The shape of things is another obvious element that can be used. Here are some basic ideas:

  • Most hold companies have at least one set of blocky, geometric holds. Using them together looks great. Using them mixed in with blobby holds looks so-so. Using them in alternating sets or groups, broken up by features and tertiary sets looks fantastic. These block holds are a great way to learn how to mingle hold types.
  • Choose features that compliment (or contrast) your route's structural theme. Setting with pinches? Consider big tufa features. Slopers get big slopers. Crimps get crimp rails or big edges. Pockets get huecos.
  • Keep in mind, most rules exist to be broken. Whether you're striving to make the route completely intuitive or utterly puzzling, it should always be entertaining. It's not as much which holds you choose to use - it's the order you use them in. Set an intro boulder problem on pinches, into a few moves on feature slopers. Then a middle section of mid-size sloper movement. Use a big tufa feature to transition back into a final problem on pinches again. The theme changes, but the climber is comfortably transitioned from section to section.
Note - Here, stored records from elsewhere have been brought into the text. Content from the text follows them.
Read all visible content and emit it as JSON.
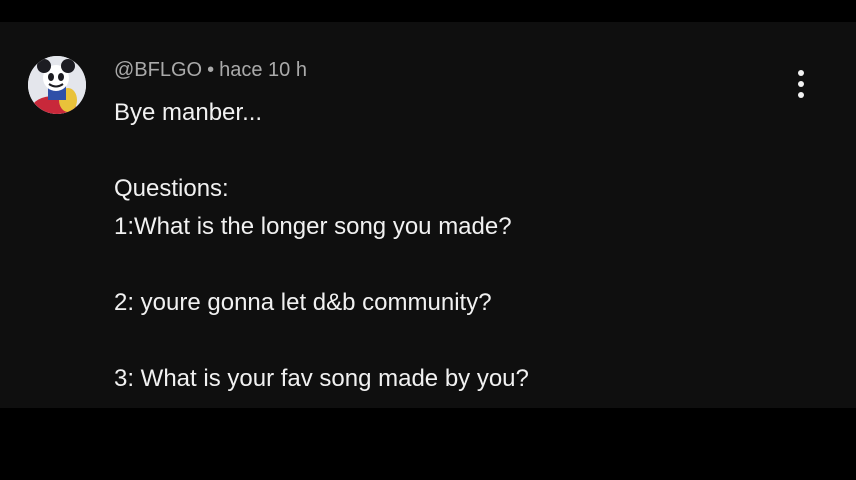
{
  "comment": {
    "author": "@BFLGO",
    "separator": "•",
    "timestamp": "hace 10 h",
    "lines": [
      "Bye manber...",
      "",
      "Questions:",
      "1:What is the longer song you made?",
      "",
      "2: youre gonna let d&b community?",
      "",
      "3: What is your fav song made by you?"
    ],
    "menu_icon": "more-vertical-icon",
    "avatar_icon": "cartoon-character-avatar"
  },
  "colors": {
    "panel_background": "#0f0f0f",
    "letterbox": "#000000",
    "primary_text": "#f1f1f1",
    "secondary_text": "#aaaaaa"
  }
}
Design can be a powerful tool for adding to the experience of a route. Learn and experiment with different techniques for intimidating, assisting, or inspiring climbers, both from the ground viewing the route, and while climbing it. "Art people" are all about breaking rules, so don't take anything in this post too seriously.

One rule that probably shouldn't be broken is never sacrifice movement for aesthetics. I'd hazard a guess that most gym climbers aren't going to compliment you on how pretty your latest route is. However, you are likely to get commentary if the movement sucks. So learn and implement as many of these techniques as possible, but don't overdo it. Try one at a time - similar texture, color, type, OR style. Then start mixing and matching. If the "perfect" hold happens to break the theme of your route, don't chuck it aside - try to find a way to incorporate it into your route and make the theme fit the movement.

Happy setting.